He originally planned to pursue a doctorate in English but settled for the master’s. By then he had finished drafts of his first two novels, and he used the manuscripts to enter the Wallace Stegner Fellowship creative writing program at Stanford University, where he spent a year.
From California, McMurtry returned to his home state to teach at Texas Christian University for a year before moving back to Rice to teach freshman English and creative writing. “I had the ideal teaching job,” McMurtry said. He had to teach only two classes a semester, while at TCU, he taught five. “If I had wanted to remain in academia,” he said, “I could have stayed at Rice.”
Instead, he decided to write books and become an antiquarian bookseller.
McMurtry developed his method of writing when he was 23. He would get up early every day, including holidays and weekends, and write five pages. As he became more proficient, he increased the number of pages to 10.
“Very quickly I came to realize that I couldn’t write anything short,” he revealed in “Books.” “I was neither a poet nor a short story writer.”
Like a scribe from the past, McMurtry continues to use a manual typewriter — a Hermes 3000. Unabashedly a dinosaur in the world of technology, he has never used a computer, written an e-mail or done research using Google.
“It just takes more time away from reading and writing,” he said. “The only way I have managed to improve anything is by typing it over.

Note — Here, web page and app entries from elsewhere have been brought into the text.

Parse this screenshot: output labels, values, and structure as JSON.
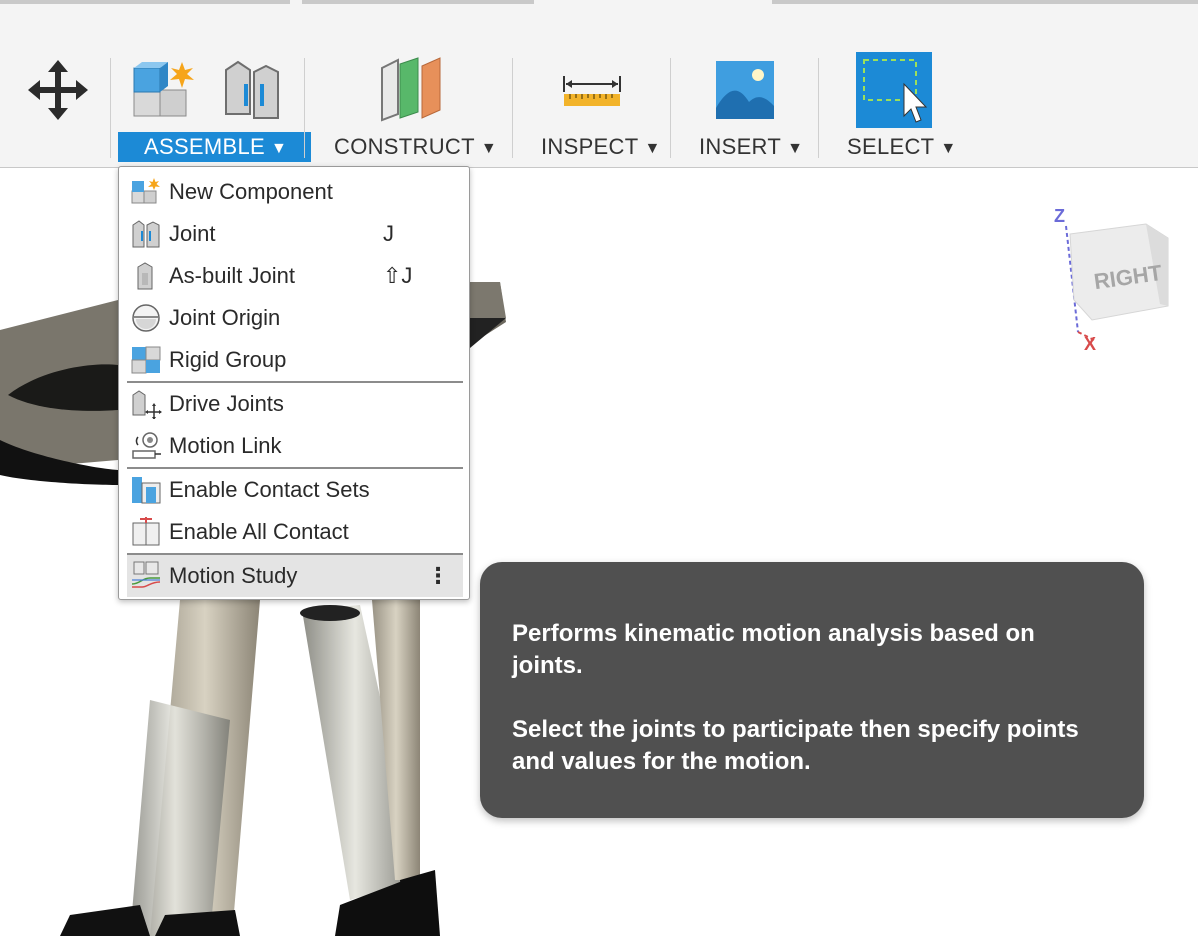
{
  "toolbar": {
    "groups": [
      {
        "label": "ASSEMBLE",
        "icon": "new-component-icon",
        "active": true
      },
      {
        "label": "CONSTRUCT",
        "icon": "construct-plane-icon"
      },
      {
        "label": "INSPECT",
        "icon": "measure-icon"
      },
      {
        "label": "INSERT",
        "icon": "insert-image-icon"
      },
      {
        "label": "SELECT",
        "icon": "select-window-icon"
      }
    ]
  },
  "assemble_menu": {
    "items": [
      {
        "label": "New Component",
        "shortcut": ""
      },
      {
        "label": "Joint",
        "shortcut": "J"
      },
      {
        "label": "As-built Joint",
        "shortcut": "⇧J"
      },
      {
        "label": "Joint Origin",
        "shortcut": ""
      },
      {
        "label": "Rigid Group",
        "shortcut": ""
      },
      {
        "label": "Drive Joints",
        "shortcut": ""
      },
      {
        "label": "Motion Link",
        "shortcut": ""
      },
      {
        "label": "Enable Contact Sets",
        "shortcut": ""
      },
      {
        "label": "Enable All Contact",
        "shortcut": ""
      },
      {
        "label": "Motion Study",
        "shortcut": "",
        "highlighted": true
      }
    ]
  },
  "tooltip": {
    "line1": "Performs kinematic motion analysis based on joints.",
    "line2": "Select the joints to participate then specify points and values for the motion."
  },
  "viewcube": {
    "face_label": "RIGHT",
    "axis_z": "Z",
    "axis_x": "X"
  },
  "colors": {
    "accent": "#1c8ad6",
    "tooltip_bg": "#505050",
    "toolbar_bg": "#f4f4f4"
  }
}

I do three drafts, which is usually enough.”
As for research, McMurtry claims he doesn’t do any. “My research has been my lifelong reading.” Reading is, in fact, his source of inspiration. “Mostly the reading fertilizes the writing. Reading is the aquifer that drips, spongelike, into my fiction.”
By plucking away at his typewriter every day, McMurtry has produced a body of work that, by any measure, is extraordinary. Such an outpouring can produce unevenness, as he admits in “Books,” where he offers a humble assessment of his books: “Most were good, three or four were indifferent to bad, and two or three were really good.” If he had to pick his best book, he probably would choose “Duane’s Depressed,” which is part of a series that started with “The Last Picture Show.” He considers “Lonesome Dove” to be the “Gone with the Wind” of the West.
Despite his level of output, McMurtry still hammers away on his Hermes. He is working on the last two books of his memoirs — one about writing and the other about Hollywood — and his new novel, “Rhino Ranch,” will be published this June. He hopes, however, that he doesn’t have to write another book of fiction.
“Eventually all novelists, if they persist too long, get worse,” he said. “Writing great fiction involves some combination of energy and imagination that cannot be energized or realized forever.”
While McMurtry expressed concern that the culture of books is coming to an end, replaced by technology such as Google and the Kindle, his favorite pastime continues to be reading.
“Reading, to me, is the perfect pleasure,” he explained. “It’s stable, inexpensive and gratifying. It’s everything a culture should be.”
If the response to his recent Friends of Fondren Library Distinguished Guest Lecture was any indication, he’s not alone. The overflow crowd was clearly filled with lovers of the written word, both young and old.
One Rice student said the very first paperback book she read was “The Last Picture Show,” and another student told McMurtry, “It’s tremendous to have you here at Rice. I remember the copy of ‘Lonesome Dove’ my grandfather used to read when I was little.” A graduate student dressed in a cowboy hat and boots said, “I spent eight years on the rodeo circuit, and I’ve seen many copies of your books on the dashboards of pickups.”
For a man who left the ranch to herd words and hone his craft at a small Oxford-like university in Houston, coralling whole generations of readers the world over is a pretty good legacy.